**Instructions to follow**: The answer must consist of every line from the entries below that contains the word "person".

Collected data:
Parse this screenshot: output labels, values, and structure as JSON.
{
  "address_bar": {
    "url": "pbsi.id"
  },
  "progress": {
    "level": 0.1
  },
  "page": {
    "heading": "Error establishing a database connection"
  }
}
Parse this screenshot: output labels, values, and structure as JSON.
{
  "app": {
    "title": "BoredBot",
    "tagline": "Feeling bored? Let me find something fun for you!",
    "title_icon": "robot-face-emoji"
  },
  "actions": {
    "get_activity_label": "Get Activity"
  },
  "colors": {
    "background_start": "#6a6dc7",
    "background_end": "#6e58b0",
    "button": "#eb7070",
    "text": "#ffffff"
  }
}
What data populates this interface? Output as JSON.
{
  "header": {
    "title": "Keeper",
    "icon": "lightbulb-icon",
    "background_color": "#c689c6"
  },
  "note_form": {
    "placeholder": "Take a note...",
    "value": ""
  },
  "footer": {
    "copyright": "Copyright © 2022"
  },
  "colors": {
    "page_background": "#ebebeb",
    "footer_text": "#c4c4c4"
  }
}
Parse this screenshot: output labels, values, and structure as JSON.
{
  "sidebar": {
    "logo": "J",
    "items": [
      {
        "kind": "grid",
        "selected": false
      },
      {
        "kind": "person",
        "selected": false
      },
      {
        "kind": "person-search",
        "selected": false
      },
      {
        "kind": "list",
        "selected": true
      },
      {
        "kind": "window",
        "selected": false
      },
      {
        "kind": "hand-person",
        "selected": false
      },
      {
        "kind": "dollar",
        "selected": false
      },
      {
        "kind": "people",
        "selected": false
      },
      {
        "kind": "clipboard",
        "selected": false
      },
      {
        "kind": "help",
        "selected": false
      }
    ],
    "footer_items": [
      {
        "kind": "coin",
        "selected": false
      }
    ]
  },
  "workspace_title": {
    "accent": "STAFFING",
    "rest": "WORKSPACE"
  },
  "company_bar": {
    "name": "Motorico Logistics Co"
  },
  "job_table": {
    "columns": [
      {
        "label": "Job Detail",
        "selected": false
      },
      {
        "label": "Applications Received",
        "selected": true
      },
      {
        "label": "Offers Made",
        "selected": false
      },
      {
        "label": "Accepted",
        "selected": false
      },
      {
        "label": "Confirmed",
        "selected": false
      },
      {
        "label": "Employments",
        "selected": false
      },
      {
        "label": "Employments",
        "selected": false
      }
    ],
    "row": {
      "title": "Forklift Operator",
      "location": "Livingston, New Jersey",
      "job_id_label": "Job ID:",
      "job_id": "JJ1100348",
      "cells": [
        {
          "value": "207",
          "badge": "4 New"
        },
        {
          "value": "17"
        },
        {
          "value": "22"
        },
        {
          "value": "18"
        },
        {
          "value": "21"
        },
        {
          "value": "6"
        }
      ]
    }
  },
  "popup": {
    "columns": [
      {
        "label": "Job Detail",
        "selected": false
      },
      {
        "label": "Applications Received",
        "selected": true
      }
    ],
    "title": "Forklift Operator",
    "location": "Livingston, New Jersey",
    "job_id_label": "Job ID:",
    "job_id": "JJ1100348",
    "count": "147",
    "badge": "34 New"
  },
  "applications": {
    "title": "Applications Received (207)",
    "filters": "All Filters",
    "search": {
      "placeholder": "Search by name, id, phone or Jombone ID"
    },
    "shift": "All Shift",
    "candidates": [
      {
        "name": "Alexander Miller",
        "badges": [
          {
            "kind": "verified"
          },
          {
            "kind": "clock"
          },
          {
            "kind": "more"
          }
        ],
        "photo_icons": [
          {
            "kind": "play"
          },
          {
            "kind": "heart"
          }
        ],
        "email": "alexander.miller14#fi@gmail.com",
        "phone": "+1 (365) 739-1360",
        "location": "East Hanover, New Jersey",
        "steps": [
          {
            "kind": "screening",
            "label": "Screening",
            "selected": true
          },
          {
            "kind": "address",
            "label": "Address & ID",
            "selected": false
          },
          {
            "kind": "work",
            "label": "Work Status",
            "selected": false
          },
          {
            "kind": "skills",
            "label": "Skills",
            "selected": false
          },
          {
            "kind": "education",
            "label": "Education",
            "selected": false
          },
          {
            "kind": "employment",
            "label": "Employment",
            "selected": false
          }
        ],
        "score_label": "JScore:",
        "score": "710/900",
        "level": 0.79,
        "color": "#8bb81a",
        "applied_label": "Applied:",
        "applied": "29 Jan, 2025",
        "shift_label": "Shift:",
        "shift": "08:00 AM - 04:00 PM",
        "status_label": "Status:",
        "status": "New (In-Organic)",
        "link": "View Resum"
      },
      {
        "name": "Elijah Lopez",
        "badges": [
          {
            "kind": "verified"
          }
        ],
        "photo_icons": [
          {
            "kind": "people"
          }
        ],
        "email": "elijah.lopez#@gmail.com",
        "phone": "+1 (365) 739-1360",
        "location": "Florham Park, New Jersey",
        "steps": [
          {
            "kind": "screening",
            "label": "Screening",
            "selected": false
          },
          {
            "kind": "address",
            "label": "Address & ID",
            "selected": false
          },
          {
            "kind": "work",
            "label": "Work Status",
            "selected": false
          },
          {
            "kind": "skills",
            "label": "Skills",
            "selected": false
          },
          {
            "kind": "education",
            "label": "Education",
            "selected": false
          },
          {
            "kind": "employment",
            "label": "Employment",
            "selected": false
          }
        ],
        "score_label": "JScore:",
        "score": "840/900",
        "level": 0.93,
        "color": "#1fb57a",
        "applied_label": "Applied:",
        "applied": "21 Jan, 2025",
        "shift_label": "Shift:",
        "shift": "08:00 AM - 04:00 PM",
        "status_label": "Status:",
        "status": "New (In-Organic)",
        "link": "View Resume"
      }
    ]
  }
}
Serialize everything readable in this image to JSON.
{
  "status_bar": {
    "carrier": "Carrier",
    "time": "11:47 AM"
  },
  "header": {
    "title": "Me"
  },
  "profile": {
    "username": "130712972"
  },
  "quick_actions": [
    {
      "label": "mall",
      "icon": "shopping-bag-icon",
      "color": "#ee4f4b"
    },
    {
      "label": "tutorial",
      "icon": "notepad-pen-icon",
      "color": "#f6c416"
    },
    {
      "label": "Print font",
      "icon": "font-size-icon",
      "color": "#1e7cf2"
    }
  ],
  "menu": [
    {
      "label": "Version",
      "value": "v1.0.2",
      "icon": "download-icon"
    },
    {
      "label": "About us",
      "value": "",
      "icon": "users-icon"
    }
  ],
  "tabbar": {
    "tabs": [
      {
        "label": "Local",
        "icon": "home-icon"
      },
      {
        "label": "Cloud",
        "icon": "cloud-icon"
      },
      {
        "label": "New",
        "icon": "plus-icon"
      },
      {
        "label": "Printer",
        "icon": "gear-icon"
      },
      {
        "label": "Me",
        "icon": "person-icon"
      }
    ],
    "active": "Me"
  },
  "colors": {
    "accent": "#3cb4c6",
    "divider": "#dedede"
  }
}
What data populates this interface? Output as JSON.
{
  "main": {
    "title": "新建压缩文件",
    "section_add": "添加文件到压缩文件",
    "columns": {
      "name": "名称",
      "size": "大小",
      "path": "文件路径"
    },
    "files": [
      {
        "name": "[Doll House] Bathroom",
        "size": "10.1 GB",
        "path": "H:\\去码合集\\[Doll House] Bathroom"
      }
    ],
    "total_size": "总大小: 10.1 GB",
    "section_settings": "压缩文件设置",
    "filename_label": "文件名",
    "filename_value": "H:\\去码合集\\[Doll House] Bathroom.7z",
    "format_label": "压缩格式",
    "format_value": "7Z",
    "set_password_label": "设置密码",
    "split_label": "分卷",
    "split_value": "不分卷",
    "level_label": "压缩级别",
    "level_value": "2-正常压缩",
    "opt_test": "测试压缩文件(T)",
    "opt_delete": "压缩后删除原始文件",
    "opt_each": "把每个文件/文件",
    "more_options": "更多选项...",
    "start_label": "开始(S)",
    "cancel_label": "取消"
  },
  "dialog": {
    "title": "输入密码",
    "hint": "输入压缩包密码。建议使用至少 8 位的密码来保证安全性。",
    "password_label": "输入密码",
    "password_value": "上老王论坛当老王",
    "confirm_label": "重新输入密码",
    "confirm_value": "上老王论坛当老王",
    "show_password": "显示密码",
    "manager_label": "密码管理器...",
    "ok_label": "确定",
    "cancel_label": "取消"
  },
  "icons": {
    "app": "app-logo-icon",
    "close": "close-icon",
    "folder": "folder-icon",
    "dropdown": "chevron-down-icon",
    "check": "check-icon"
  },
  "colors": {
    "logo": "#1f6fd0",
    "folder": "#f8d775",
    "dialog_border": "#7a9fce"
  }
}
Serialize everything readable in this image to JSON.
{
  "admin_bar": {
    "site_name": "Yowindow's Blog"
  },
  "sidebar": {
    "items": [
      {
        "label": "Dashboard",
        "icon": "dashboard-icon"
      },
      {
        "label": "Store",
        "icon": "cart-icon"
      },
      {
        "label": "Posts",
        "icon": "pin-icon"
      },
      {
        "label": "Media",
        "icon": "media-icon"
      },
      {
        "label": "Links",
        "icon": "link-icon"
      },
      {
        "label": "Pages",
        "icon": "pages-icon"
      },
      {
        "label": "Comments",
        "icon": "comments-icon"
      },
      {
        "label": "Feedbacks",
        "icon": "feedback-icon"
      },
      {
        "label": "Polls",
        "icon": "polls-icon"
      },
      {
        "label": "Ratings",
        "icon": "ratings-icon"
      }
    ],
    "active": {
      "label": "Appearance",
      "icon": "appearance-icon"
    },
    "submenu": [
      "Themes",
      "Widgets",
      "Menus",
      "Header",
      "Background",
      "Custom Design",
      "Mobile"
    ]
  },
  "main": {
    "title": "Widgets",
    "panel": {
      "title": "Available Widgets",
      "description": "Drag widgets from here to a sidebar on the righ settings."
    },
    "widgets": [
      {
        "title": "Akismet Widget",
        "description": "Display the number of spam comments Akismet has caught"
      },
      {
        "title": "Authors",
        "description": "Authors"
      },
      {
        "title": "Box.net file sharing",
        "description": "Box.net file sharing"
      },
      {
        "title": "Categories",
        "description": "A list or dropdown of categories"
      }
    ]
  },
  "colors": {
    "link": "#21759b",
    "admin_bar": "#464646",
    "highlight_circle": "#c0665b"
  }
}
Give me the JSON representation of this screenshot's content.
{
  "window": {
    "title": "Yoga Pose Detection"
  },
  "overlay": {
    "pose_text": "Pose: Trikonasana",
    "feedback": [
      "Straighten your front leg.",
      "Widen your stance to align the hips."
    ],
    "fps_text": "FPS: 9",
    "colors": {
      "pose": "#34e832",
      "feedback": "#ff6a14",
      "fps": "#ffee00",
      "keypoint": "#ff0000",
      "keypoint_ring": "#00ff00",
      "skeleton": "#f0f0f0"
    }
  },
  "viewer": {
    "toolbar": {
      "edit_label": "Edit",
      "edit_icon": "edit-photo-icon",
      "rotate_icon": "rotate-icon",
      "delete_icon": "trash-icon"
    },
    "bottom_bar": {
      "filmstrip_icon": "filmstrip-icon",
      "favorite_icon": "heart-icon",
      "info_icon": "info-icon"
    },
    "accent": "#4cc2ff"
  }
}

**Exercise output**:
        "kind": "person",
        "kind": "person-search",
        "kind": "hand-person",
        "icon": "person-icon"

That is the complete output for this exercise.